EXERCISE INSTRUCTIONS ::
Read through the lines below for the string "name" and copy each one that has it.

(Excerpts from an interface dataset)
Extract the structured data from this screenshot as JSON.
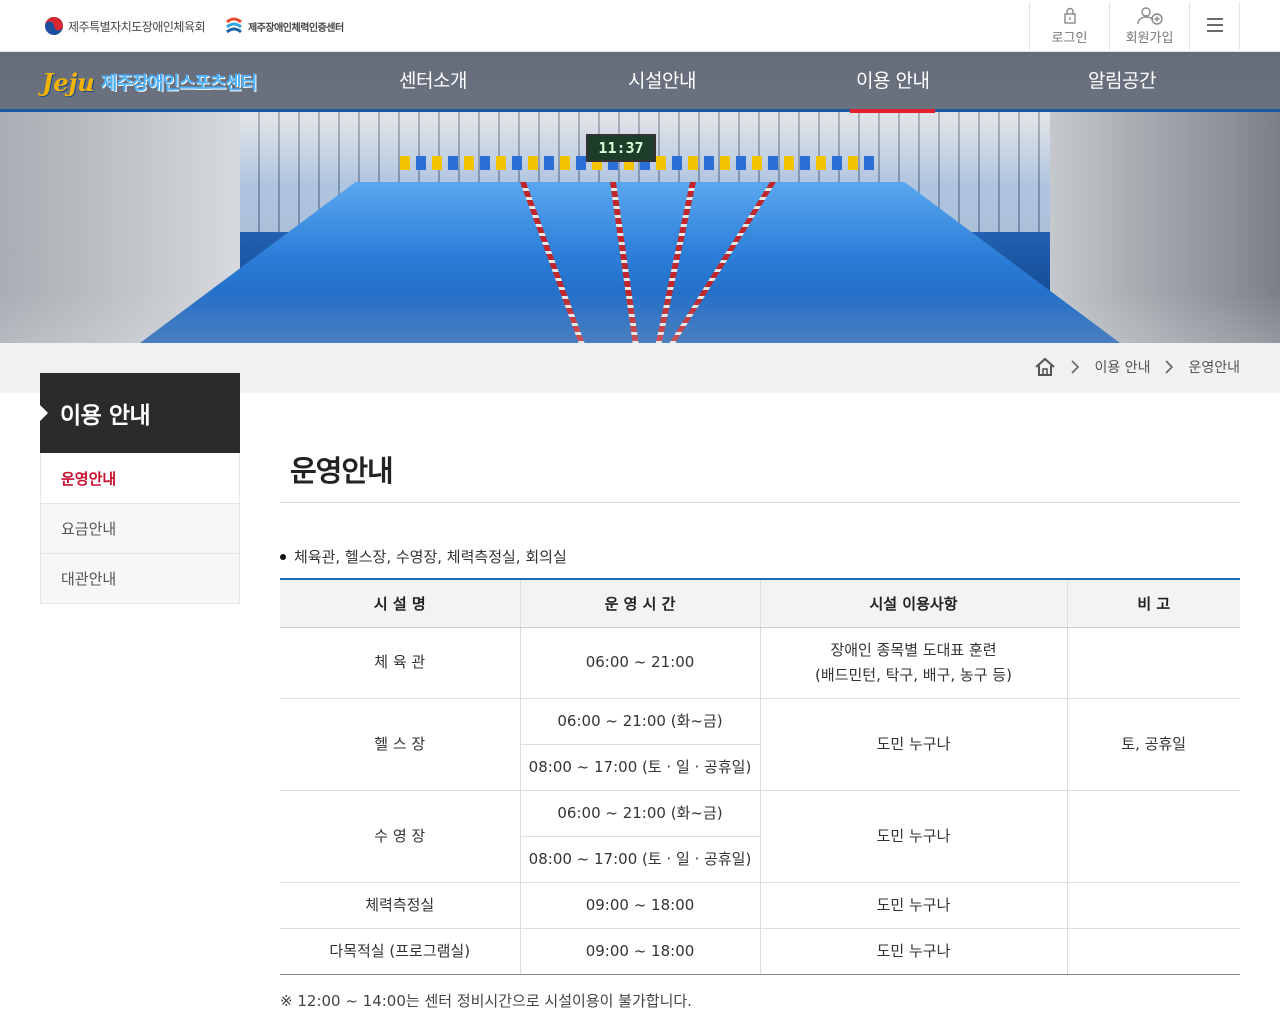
{
  "top_bar": {
    "org1": "제주특별자치도장애인체육회",
    "org2": "제주장애인체력인증센터",
    "login": "로그인",
    "join": "회원가입"
  },
  "logo": {
    "script": "Jeju",
    "name": "제주장애인스포츠센터"
  },
  "nav": [
    "센터소개",
    "시설안내",
    "이용 안내",
    "알림공간"
  ],
  "nav_active": "이용 안내",
  "hero": {
    "clock": "11:37"
  },
  "breadcrumb": [
    "이용 안내",
    "운영안내"
  ],
  "sidebar": {
    "title": "이용 안내",
    "items": [
      {
        "label": "운영안내",
        "active": true
      },
      {
        "label": "요금안내",
        "active": false
      },
      {
        "label": "대관안내",
        "active": false
      }
    ]
  },
  "main": {
    "title": "운영안내",
    "bullet": "체육관, 헬스장, 수영장, 체력측정실, 회의실",
    "table": {
      "headers": [
        "시 설 명",
        "운 영 시 간",
        "시설 이용사항",
        "비 고"
      ],
      "rows": {
        "gym": {
          "name": "체 육 관",
          "time": "06:00 ~ 21:00",
          "usage1": "장애인 종목별 도대표 훈련",
          "usage2": "(배드민턴, 탁구, 배구, 농구 등)",
          "note": ""
        },
        "fitness": {
          "name": "헬 스 장",
          "time1": "06:00 ~ 21:00 (화~금)",
          "time2": "08:00 ~ 17:00 (토 · 일 · 공휴일)",
          "usage": "도민 누구나",
          "note": "토, 공휴일"
        },
        "pool": {
          "name": "수 영 장",
          "time1": "06:00 ~ 21:00 (화~금)",
          "time2": "08:00 ~ 17:00 (토 · 일 · 공휴일)",
          "usage": "도민 누구나",
          "note": ""
        },
        "measure": {
          "name": "체력측정실",
          "time": "09:00 ~ 18:00",
          "usage": "도민 누구나",
          "note": ""
        },
        "program": {
          "name": "다목적실 (프로그램실)",
          "time": "09:00 ~ 18:00",
          "usage": "도민 누구나",
          "note": ""
        }
      }
    },
    "footnote": "※ 12:00 ~ 14:00는 센터 정비시간으로 시설이용이 불가합니다."
  },
  "colors": {
    "accent_red": "#c8102e",
    "nav_underline": "#e5202e",
    "table_top": "#1d6cb8",
    "sidebar_dark": "#2b2b2b"
  },
  "icons": [
    "lock-icon",
    "user-add-icon",
    "hamburger-menu-icon",
    "home-icon",
    "chevron-right-icon"
  ]
}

RESULT ::
    "name": "제주장애인스포츠센터"
          "name": "체 육 관",
          "name": "헬 스 장",
          "name": "수 영 장",
          "name": "체력측정실",
          "name": "다목적실 (프로그램실)",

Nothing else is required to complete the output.